Each entry below must be given again word for word, with no pictures.

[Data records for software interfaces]
════
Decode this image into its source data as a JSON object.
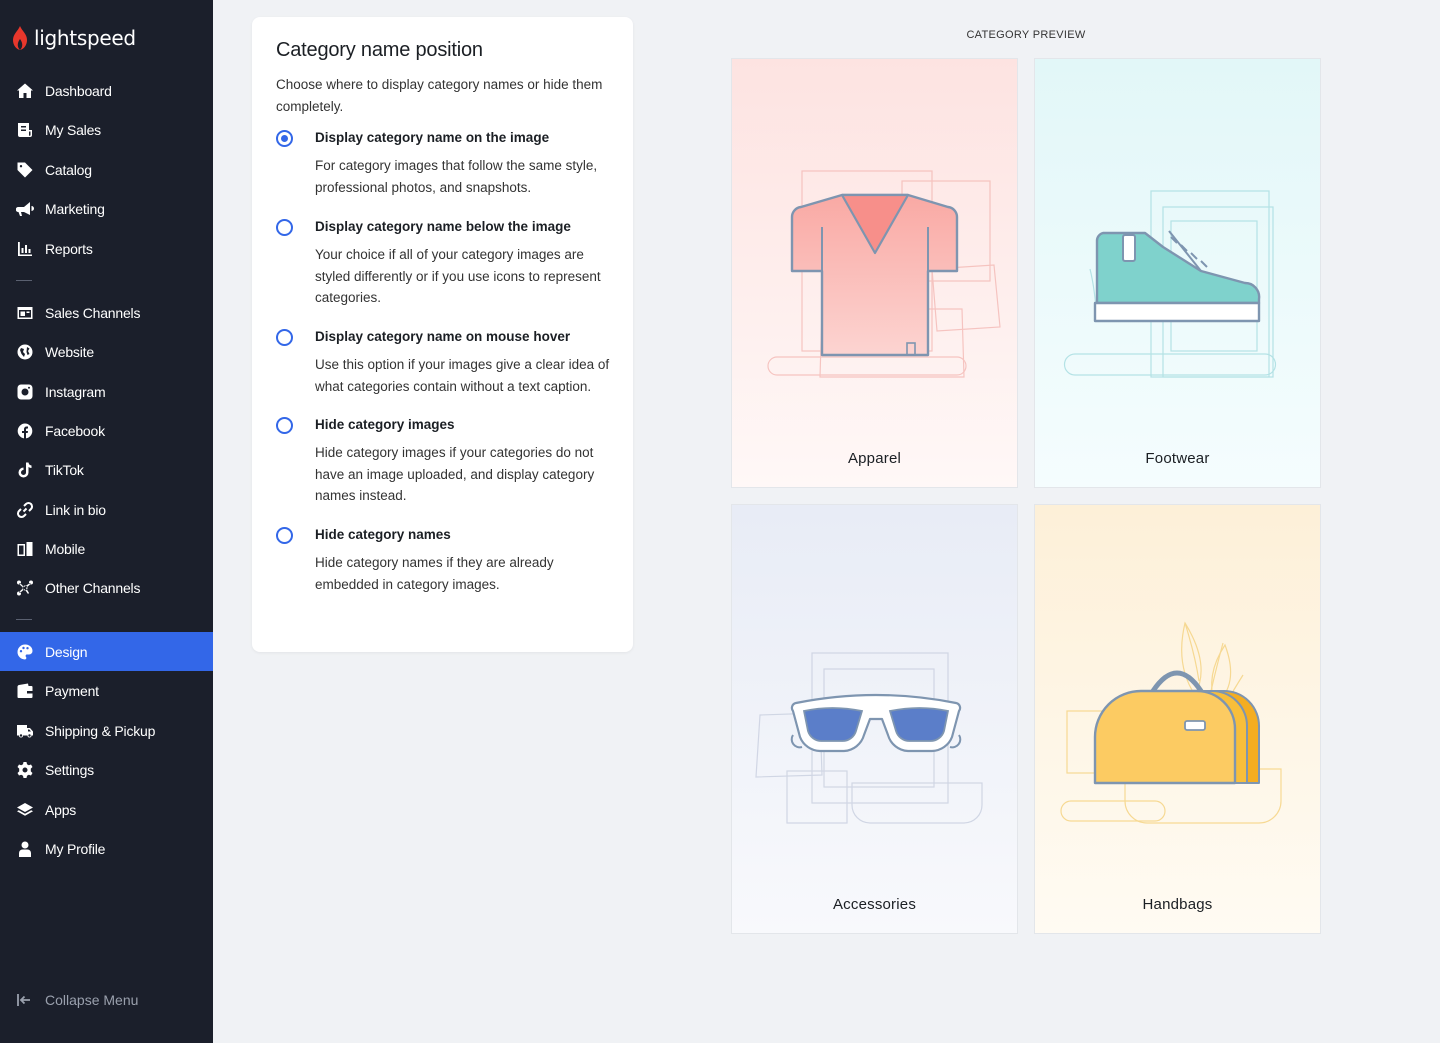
{
  "brand": {
    "name": "lightspeed",
    "accent": "#3367e8",
    "flame_color": "#e8372c"
  },
  "sidebar": {
    "groups": [
      [
        {
          "label": "Dashboard",
          "icon": "home-icon"
        },
        {
          "label": "My Sales",
          "icon": "receipt-icon"
        },
        {
          "label": "Catalog",
          "icon": "tag-icon"
        },
        {
          "label": "Marketing",
          "icon": "megaphone-icon"
        },
        {
          "label": "Reports",
          "icon": "bar-chart-icon"
        }
      ],
      [
        {
          "label": "Sales Channels",
          "icon": "store-icon"
        },
        {
          "label": "Website",
          "icon": "globe-icon"
        },
        {
          "label": "Instagram",
          "icon": "instagram-icon"
        },
        {
          "label": "Facebook",
          "icon": "facebook-icon"
        },
        {
          "label": "TikTok",
          "icon": "tiktok-icon"
        },
        {
          "label": "Link in bio",
          "icon": "link-icon"
        },
        {
          "label": "Mobile",
          "icon": "mobile-icon"
        },
        {
          "label": "Other Channels",
          "icon": "network-icon"
        }
      ],
      [
        {
          "label": "Design",
          "icon": "palette-icon",
          "active": true
        },
        {
          "label": "Payment",
          "icon": "wallet-icon"
        },
        {
          "label": "Shipping & Pickup",
          "icon": "truck-icon"
        },
        {
          "label": "Settings",
          "icon": "gear-icon"
        },
        {
          "label": "Apps",
          "icon": "layers-icon"
        },
        {
          "label": "My Profile",
          "icon": "user-icon"
        }
      ]
    ],
    "collapse_label": "Collapse Menu"
  },
  "settings": {
    "title": "Category name position",
    "description": "Choose where to display category names or hide them completely.",
    "options": [
      {
        "title": "Display category name on the image",
        "description": "For category images that follow the same style, professional photos, and snapshots.",
        "selected": true
      },
      {
        "title": "Display category name below the image",
        "description": "Your choice if all of your category images are styled differently or if you use icons to represent categories.",
        "selected": false
      },
      {
        "title": "Display category name on mouse hover",
        "description": "Use this option if your images give a clear idea of what categories contain without a text caption.",
        "selected": false
      },
      {
        "title": "Hide category images",
        "description": "Hide category images if your categories do not have an image uploaded, and display category names instead.",
        "selected": false
      },
      {
        "title": "Hide category names",
        "description": "Hide category names if they are already embedded in category images.",
        "selected": false
      }
    ]
  },
  "preview": {
    "label": "CATEGORY PREVIEW",
    "tiles": [
      {
        "name": "Apparel",
        "icon": "t-shirt-icon",
        "bg_top": "#fde3e1",
        "bg_bottom": "#fff6f5"
      },
      {
        "name": "Footwear",
        "icon": "sneaker-icon",
        "bg_top": "#e3f7f8",
        "bg_bottom": "#f4fcfd"
      },
      {
        "name": "Accessories",
        "icon": "sunglasses-icon",
        "bg_top": "#e8ecf6",
        "bg_bottom": "#f7f8fb"
      },
      {
        "name": "Handbags",
        "icon": "handbag-icon",
        "bg_top": "#fdf0d8",
        "bg_bottom": "#fffaf0"
      }
    ]
  }
}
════
**YOUR RESPONSE**
Decode this image into its source data as a JSON object.
{
  "brand": {
    "name": "lightspeed",
    "accent": "#3367e8",
    "flame_color": "#e8372c"
  },
  "sidebar": {
    "groups": [
      [
        {
          "label": "Dashboard",
          "icon": "home-icon"
        },
        {
          "label": "My Sales",
          "icon": "receipt-icon"
        },
        {
          "label": "Catalog",
          "icon": "tag-icon"
        },
        {
          "label": "Marketing",
          "icon": "megaphone-icon"
        },
        {
          "label": "Reports",
          "icon": "bar-chart-icon"
        }
      ],
      [
        {
          "label": "Sales Channels",
          "icon": "store-icon"
        },
        {
          "label": "Website",
          "icon": "globe-icon"
        },
        {
          "label": "Instagram",
          "icon": "instagram-icon"
        },
        {
          "label": "Facebook",
          "icon": "facebook-icon"
        },
        {
          "label": "TikTok",
          "icon": "tiktok-icon"
        },
        {
          "label": "Link in bio",
          "icon": "link-icon"
        },
        {
          "label": "Mobile",
          "icon": "mobile-icon"
        },
        {
          "label": "Other Channels",
          "icon": "network-icon"
        }
      ],
      [
        {
          "label": "Design",
          "icon": "palette-icon",
          "active": true
        },
        {
          "label": "Payment",
          "icon": "wallet-icon"
        },
        {
          "label": "Shipping & Pickup",
          "icon": "truck-icon"
        },
        {
          "label": "Settings",
          "icon": "gear-icon"
        },
        {
          "label": "Apps",
          "icon": "layers-icon"
        },
        {
          "label": "My Profile",
          "icon": "user-icon"
        }
      ]
    ],
    "collapse_label": "Collapse Menu"
  },
  "settings": {
    "title": "Category name position",
    "description": "Choose where to display category names or hide them completely.",
    "options": [
      {
        "title": "Display category name on the image",
        "description": "For category images that follow the same style, professional photos, and snapshots.",
        "selected": true
      },
      {
        "title": "Display category name below the image",
        "description": "Your choice if all of your category images are styled differently or if you use icons to represent categories.",
        "selected": false
      },
      {
        "title": "Display category name on mouse hover",
        "description": "Use this option if your images give a clear idea of what categories contain without a text caption.",
        "selected": false
      },
      {
        "title": "Hide category images",
        "description": "Hide category images if your categories do not have an image uploaded, and display category names instead.",
        "selected": false
      },
      {
        "title": "Hide category names",
        "description": "Hide category names if they are already embedded in category images.",
        "selected": false
      }
    ]
  },
  "preview": {
    "label": "CATEGORY PREVIEW",
    "tiles": [
      {
        "name": "Apparel",
        "icon": "t-shirt-icon",
        "bg_top": "#fde3e1",
        "bg_bottom": "#fff6f5"
      },
      {
        "name": "Footwear",
        "icon": "sneaker-icon",
        "bg_top": "#e3f7f8",
        "bg_bottom": "#f4fcfd"
      },
      {
        "name": "Accessories",
        "icon": "sunglasses-icon",
        "bg_top": "#e8ecf6",
        "bg_bottom": "#f7f8fb"
      },
      {
        "name": "Handbags",
        "icon": "handbag-icon",
        "bg_top": "#fdf0d8",
        "bg_bottom": "#fffaf0"
      }
    ]
  }
}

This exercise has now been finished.